Martell was connecting on his the majority of his attempts with shots coming from all areas of the floor. He was 3/4 on long jumpers (2/2 of those were 3-pointers) and he scored inside fairly well too. He finished with 17 points on eight shots. However, he still had quite a bit of rust with five turnovers and a couple of miscues guarding the perimeter.

Jonny had a very nice debut for the season, especially after so many people assume he’s a bad point guard. They base this off of last year in which he played for arguably the worst team in the NBA and in a system that is tough to grasp fresh out of college. Flynn looked much more relaxed and controlled in his 17 minutes on the court. His defense was okay and he didn’t force a lot offensively. He set up teammates well and picked his spots almost too cautiously in how he attacked offensively.

Overall, it was another frustrating loss for the Wolves. They looked good and dominant early and just couldn’t withstand the constant barrage of the Warriors backcourt. Hopefully, the Wolves can get another strong performance from Darko tonight in Phoenix and give him enough help to turn it into a victory.

Zach Harper

Posts

One response to Warriors 108, Wolves 99: Attack of advanced stats and the killer Warriors perimeter

  1. Not sure why you’re singling out Darko. Sure, his +/- wasn’t good this game, but it wasn’t really the Warriors’ centers that were the problem in the last game. The Warriors shot 50% from 3pt range, and I can’t imagine how that’s Darko’s fault.

Leave a Reply

*
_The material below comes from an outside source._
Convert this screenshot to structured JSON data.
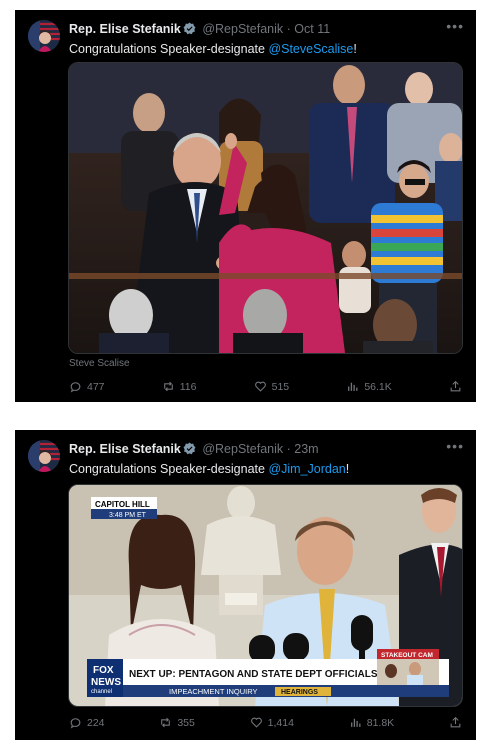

Text formatting is available via select HTML. <a href="" title=""> <abbr title=""> <acronym title=""> <b> <blockquote cite=""> <cite> <code> <del datetime=""> <em> <i> <q cite=""> <strike> <strong>